=== ASSIGNMENT ===
The answer must be every record below, reproduced exactly.

=== INPUT DATA ===
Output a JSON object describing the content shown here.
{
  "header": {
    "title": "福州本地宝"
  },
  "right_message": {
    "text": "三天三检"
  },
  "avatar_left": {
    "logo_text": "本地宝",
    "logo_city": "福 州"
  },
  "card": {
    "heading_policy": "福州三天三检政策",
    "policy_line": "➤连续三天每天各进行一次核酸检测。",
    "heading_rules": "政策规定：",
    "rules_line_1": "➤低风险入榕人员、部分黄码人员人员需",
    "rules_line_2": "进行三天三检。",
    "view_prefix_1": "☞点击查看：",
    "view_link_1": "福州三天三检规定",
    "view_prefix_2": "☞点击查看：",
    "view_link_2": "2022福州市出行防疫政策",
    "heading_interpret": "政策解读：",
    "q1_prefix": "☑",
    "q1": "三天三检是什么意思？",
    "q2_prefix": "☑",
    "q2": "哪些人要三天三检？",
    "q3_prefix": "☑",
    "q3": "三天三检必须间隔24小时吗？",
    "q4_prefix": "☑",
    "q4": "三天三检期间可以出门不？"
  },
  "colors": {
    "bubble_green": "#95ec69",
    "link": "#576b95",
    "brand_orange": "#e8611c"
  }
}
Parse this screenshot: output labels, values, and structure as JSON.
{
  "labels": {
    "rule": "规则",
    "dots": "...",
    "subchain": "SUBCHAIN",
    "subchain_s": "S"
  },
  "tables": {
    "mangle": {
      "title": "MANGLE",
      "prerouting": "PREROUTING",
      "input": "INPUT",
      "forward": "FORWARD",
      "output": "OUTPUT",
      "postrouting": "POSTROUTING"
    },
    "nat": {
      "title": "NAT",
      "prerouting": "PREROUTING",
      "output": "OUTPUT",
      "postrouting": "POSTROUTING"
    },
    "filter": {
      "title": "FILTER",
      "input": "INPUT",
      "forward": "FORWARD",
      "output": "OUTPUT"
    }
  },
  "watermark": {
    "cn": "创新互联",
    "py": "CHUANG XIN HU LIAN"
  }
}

=== FINAL ANSWER ===
Output a JSON object describing the content shown here.
{
  "header": {
    "title": "福州本地宝"
  },
  "right_message": {
    "text": "三天三检"
  },
  "avatar_left": {
    "logo_text": "本地宝",
    "logo_city": "福 州"
  },
  "card": {
    "heading_policy": "福州三天三检政策",
    "policy_line": "➤连续三天每天各进行一次核酸检测。",
    "heading_rules": "政策规定：",
    "rules_line_1": "➤低风险入榕人员、部分黄码人员人员需",
    "rules_line_2": "进行三天三检。",
    "view_prefix_1": "☞点击查看：",
    "view_link_1": "福州三天三检规定",
    "view_prefix_2": "☞点击查看：",
    "view_link_2": "2022福州市出行防疫政策",
    "heading_interpret": "政策解读：",
    "q1_prefix": "☑",
    "q1": "三天三检是什么意思？",
    "q2_prefix": "☑",
    "q2": "哪些人要三天三检？",
    "q3_prefix": "☑",
    "q3": "三天三检必须间隔24小时吗？",
    "q4_prefix": "☑",
    "q4": "三天三检期间可以出门不？"
  },
  "colors": {
    "bubble_green": "#95ec69",
    "link": "#576b95",
    "brand_orange": "#e8611c"
  }
}
Parse this screenshot: output labels, values, and structure as JSON.
{
  "labels": {
    "rule": "规则",
    "dots": "...",
    "subchain": "SUBCHAIN",
    "subchain_s": "S"
  },
  "tables": {
    "mangle": {
      "title": "MANGLE",
      "prerouting": "PREROUTING",
      "input": "INPUT",
      "forward": "FORWARD",
      "output": "OUTPUT",
      "postrouting": "POSTROUTING"
    },
    "nat": {
      "title": "NAT",
      "prerouting": "PREROUTING",
      "output": "OUTPUT",
      "postrouting": "POSTROUTING"
    },
    "filter": {
      "title": "FILTER",
      "input": "INPUT",
      "forward": "FORWARD",
      "output": "OUTPUT"
    }
  },
  "watermark": {
    "cn": "创新互联",
    "py": "CHUANG XIN HU LIAN"
  }
}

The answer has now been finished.